High Doses of Triptorelin Needed for Ovarian Suppression in SLE
High doses tolerated by adolescent female patients with childhood-onset SLE
MONDAY, May 4, 2015 (HealthDay News) -- For female patients with childhood-onset systemic lupus erythematosus (SLE) who require treatment with cyclophosphamide, sustained complete ovarian suppression is achieved in 90 percent of the patients with triptorelin at a weight-adjusted dose of 120 µg/kg body weight, according to a study published in the May issue of Arthritis & Rheumatology.
Hermine I. Brunner, M.D., from the Cincinnati Children's Hospital Medical Center, and colleagues sought to determine the dose and duration of triptorelin that is sufficient to maintain complete ovarian suppression in patients with childhood-onset SLE who require cyclophosphamide. The team randomized female patients aged younger than 21 years to receive triptorelin (25 patients) or placebo (six patients) to determine the weight-adjusted dose of triptorelin that provided complete ovarian suppression in at least 90 percent of the patients.
The researchers found that sustained complete ovarian suppression in 90 percent of the patients was achieved with triptorelin at a weight-adjusted dose of 120 µg/kg body weight. Twenty-two days were required to achieve complete ovarian suppression after administration of the initial dose of triptorelin. Per 100 patient-months of follow-up the rates of adverse events (AEs) and serious adverse events (SAEs) were not higher in the triptorelin group versus the placebo group (189 versus 362 AEs; 2.1 versus 8.5 SAEs).
"High doses of triptorelin are needed to achieve and maintain complete ovarian suppression, but such doses appear to be well tolerated in adolescent female patients with childhood-onset SLE," the authors write. "Our data suggest that a lag time of 22 days after initiation of triptorelin treatment is required before cyclophosphamide therapy is started or continued."
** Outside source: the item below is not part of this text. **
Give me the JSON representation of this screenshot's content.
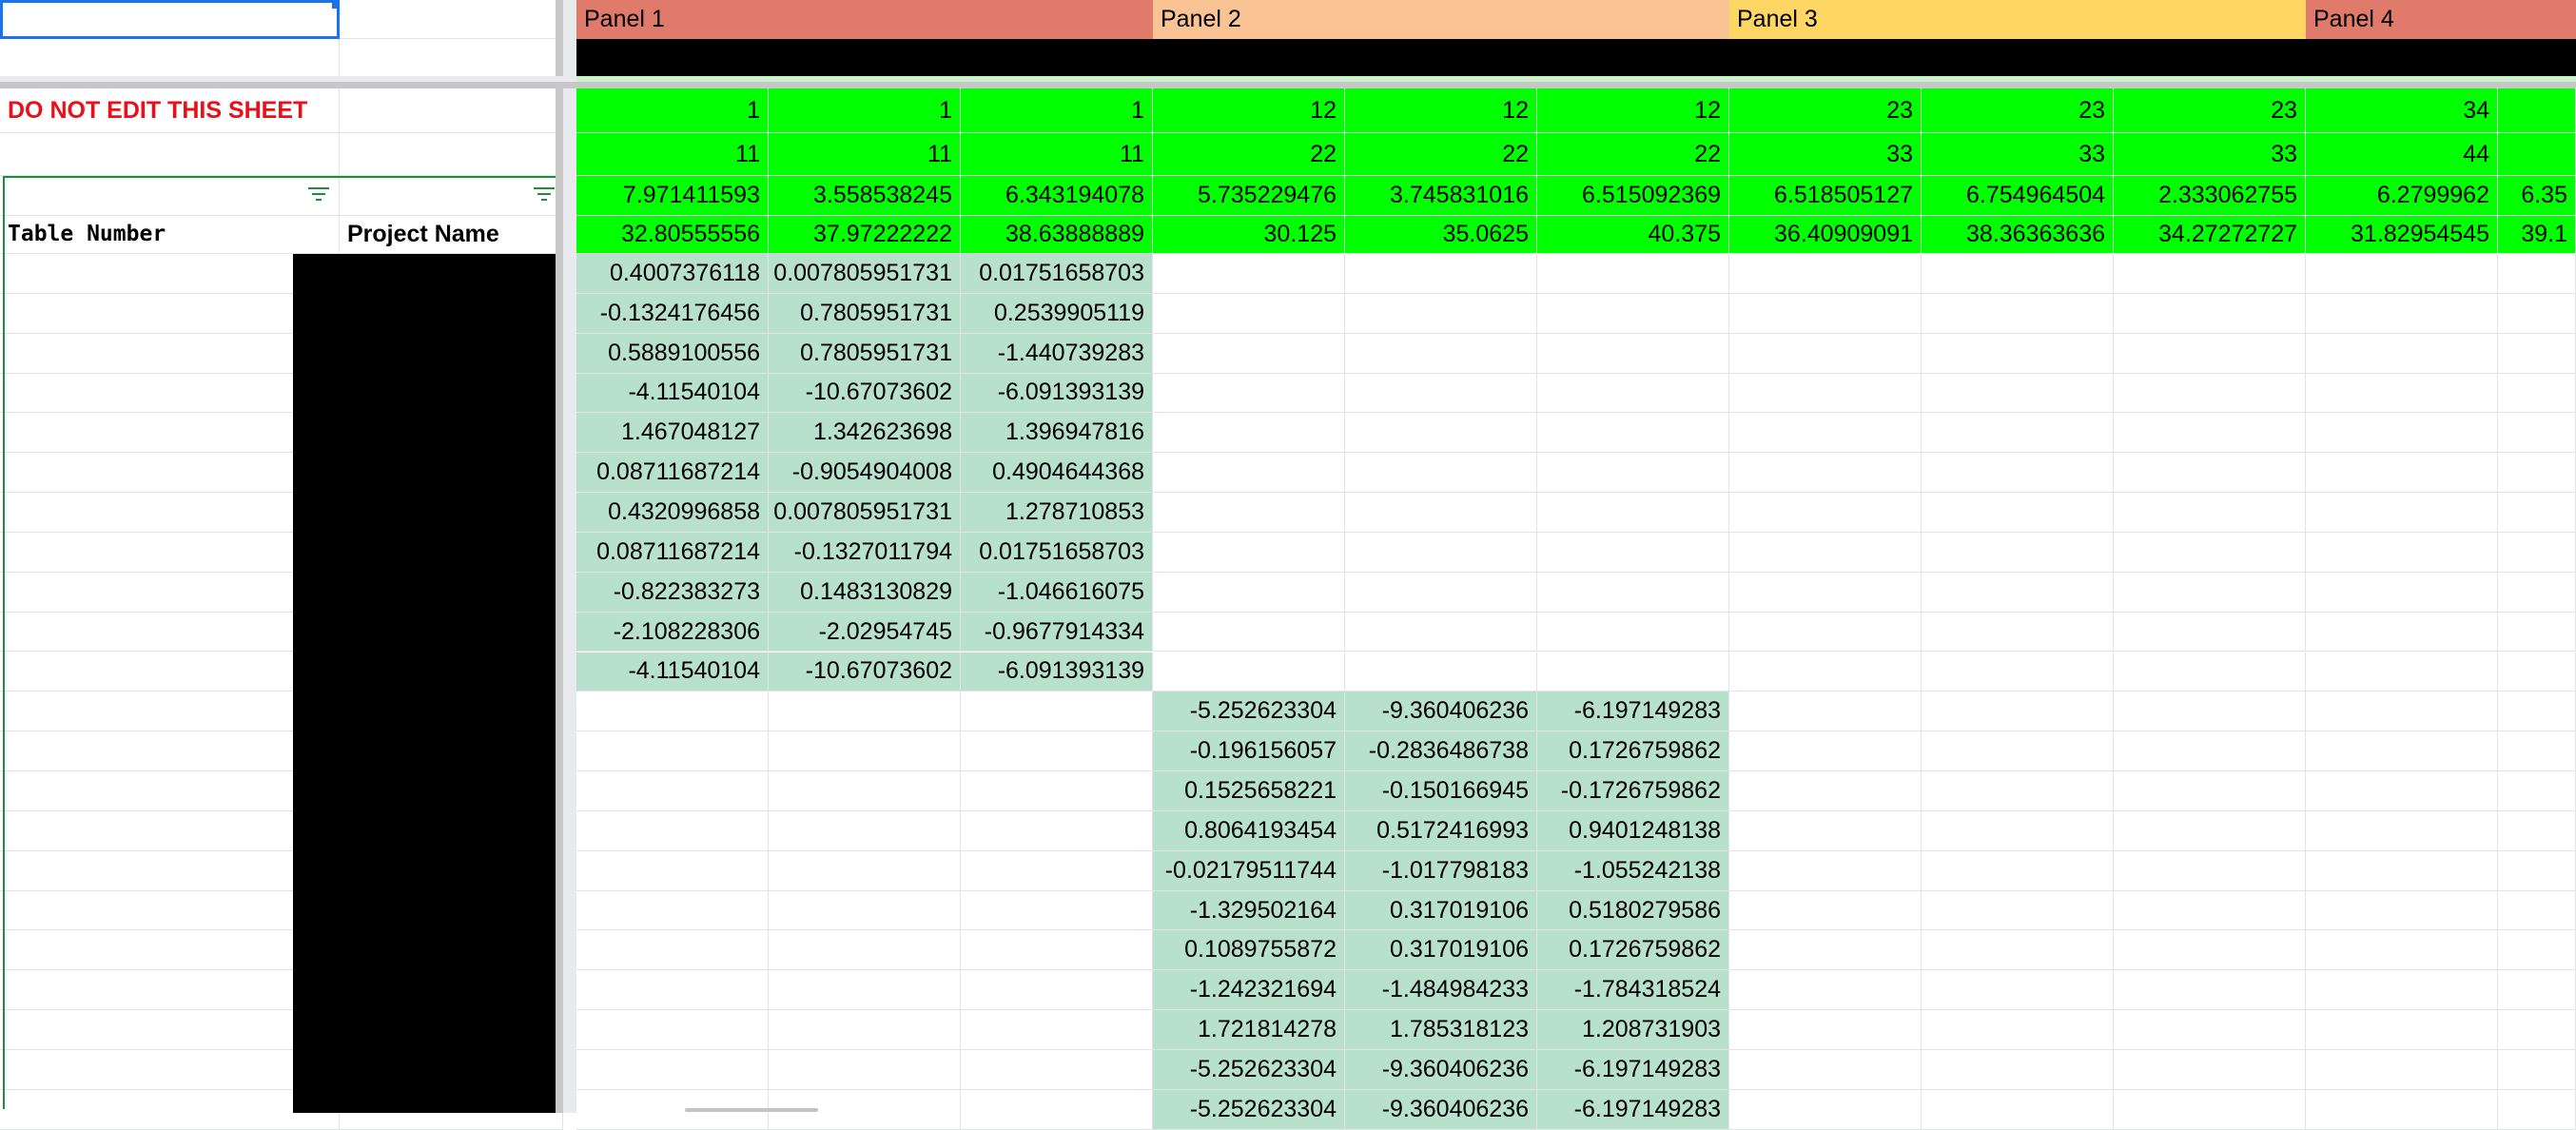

One author disclosed financial ties to the pharmaceutical industry. Watson Pharmaceuticals provided funding of study medication and monitoring of the site in Brazil.